It's worth noting that Red Yeast Rice products sold in the USA don't contain any monacolins. This means that Red Yeast Rice products available in the USA are unlikely to have any impact on cholesterol levels. 

Co-Enzyme Q10 (Ubiquinol) 

Coenzyme Q10 (CoQ10) is a naturally occurring antioxidant that is found in every cell of the body. It plays a vital role in the production of energy and serves as an important cofactor in the process of cellular respiration.

As an antioxidant, COQ-10 helps neutralize harmful free radicals in the body. Oxidation of LDL cholesterol is a crucial step in the development of atherosclerosis (hardening of the arteries). By reducing the oxidation of LDL cholesterol, CoQ10 may help prevent the formation of plaque in the arteries, reducing the risk of cardiovascular diseases.

Interestingly, people who prescribed statins are regularly advised to start taking COQ-10 or Ubiquinol supplements because statins can reduce CoQ10 levels in the body.

What can I do to naturally reduce my cholesterol?

If you are looking  to avoid prescription medicine and natural supplements there is an alternative based on a strict diet and exercise.

1. Adopt a Heart-Healthy Diet:

  • Reduce Saturated and Trans Fats: Limit your intake of foods high in saturated and trans fats. These include fatty cuts of meat, full-fat dairy products, fried foods, and commercially baked goods.
  • Choose Healthy Fats: Include sources of unsaturated fats in your diet, such as olive oil, avocados, nuts, and fatty fish. These fats can improve your cholesterol profile.
  • Increase Soluble Fiber: Foods high in soluble fiber, such as oats, barley, fruits, vegetables, and legumes, can help lower LDL cholesterol.
  • Eat More Plant Sterols: Foods fortified with plant sterols or stanols can help block the absorption of cholesterol in the intestines. These are often found in certain margarines and orange juice.
  • Increase Omega-3 Fatty Acids: Omega-3 fatty acids, found in fatty fish like salmon, flaxseeds, and walnuts, have heart-healthy benefits, including improving cholesterol levels.

2. Regular Physical Activity:

  • Aerobic Exercise: Engage in regular aerobic exercises like brisk walking, jogging, swimming, or cycling. Aim for at least 150 minutes of moderate-intensity aerobic activity per week.
  • Strength Training: Incorporate strength training exercises two or more days a week. Building muscle can help improve your overall metabolism and cardiovascular health.

3. Maintain a Healthy Weight:

  • Lose Excess Weight: Losing even a modest amount of weight can significantly improve cholesterol levels. It can also lower your risk of other chronic conditions.

4. Quit Smoking:

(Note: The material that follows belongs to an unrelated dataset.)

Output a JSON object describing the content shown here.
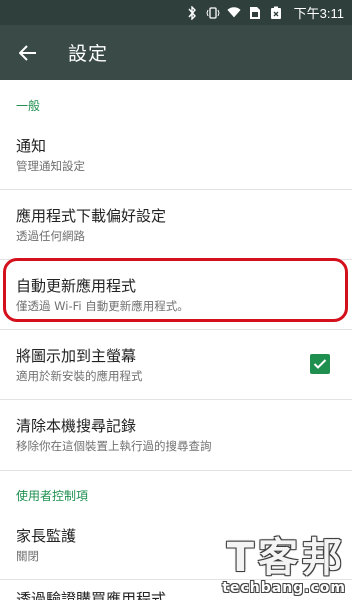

  • Quit Smoking: If you smoke, quitting can improve your HDL cholesterol levels and overall cardiovascular health.

5. Limit Alcohol Consumption:

  • Moderate Alcohol: If you choose to drink, do so in moderation. For men, moderate drinking is generally considered up to two drinks per day, while for women, it's up to one drink per day.

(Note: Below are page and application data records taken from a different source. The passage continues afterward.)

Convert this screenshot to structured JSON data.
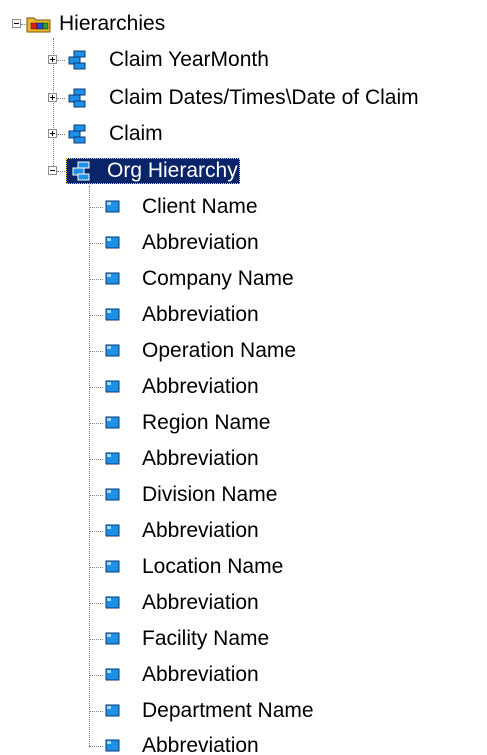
{
  "tree": {
    "root": {
      "label": "Hierarchies",
      "icon": "folder-cube-icon",
      "expanded": true
    },
    "hierarchies": [
      {
        "label": "Claim YearMonth",
        "icon": "hierarchy-icon",
        "expanded": false
      },
      {
        "label": "Claim Dates/Times\\Date of Claim",
        "icon": "hierarchy-icon",
        "expanded": false
      },
      {
        "label": "Claim",
        "icon": "hierarchy-icon",
        "expanded": false
      },
      {
        "label": "Org Hierarchy",
        "icon": "hierarchy-icon",
        "expanded": true,
        "selected": true
      }
    ],
    "levels": [
      {
        "label": "Client Name"
      },
      {
        "label": "Abbreviation"
      },
      {
        "label": "Company Name"
      },
      {
        "label": "Abbreviation"
      },
      {
        "label": "Operation Name"
      },
      {
        "label": "Abbreviation"
      },
      {
        "label": "Region Name"
      },
      {
        "label": "Abbreviation"
      },
      {
        "label": "Division Name"
      },
      {
        "label": "Abbreviation"
      },
      {
        "label": "Location Name"
      },
      {
        "label": "Abbreviation"
      },
      {
        "label": "Facility Name"
      },
      {
        "label": "Abbreviation"
      },
      {
        "label": "Department Name"
      },
      {
        "label": "Abbreviation"
      }
    ],
    "colors": {
      "selection_bg": "#0a246a",
      "selection_text": "#ffffff",
      "level_icon": "#1e90e6",
      "folder": "#e8b830"
    }
  }
}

6. Manage Stress:

  • Stress Management: Chronic stress can contribute to heart disease. Practice relaxation techniques such as meditation, yoga, or hobbies to manage stress.

cholesterol in simple terms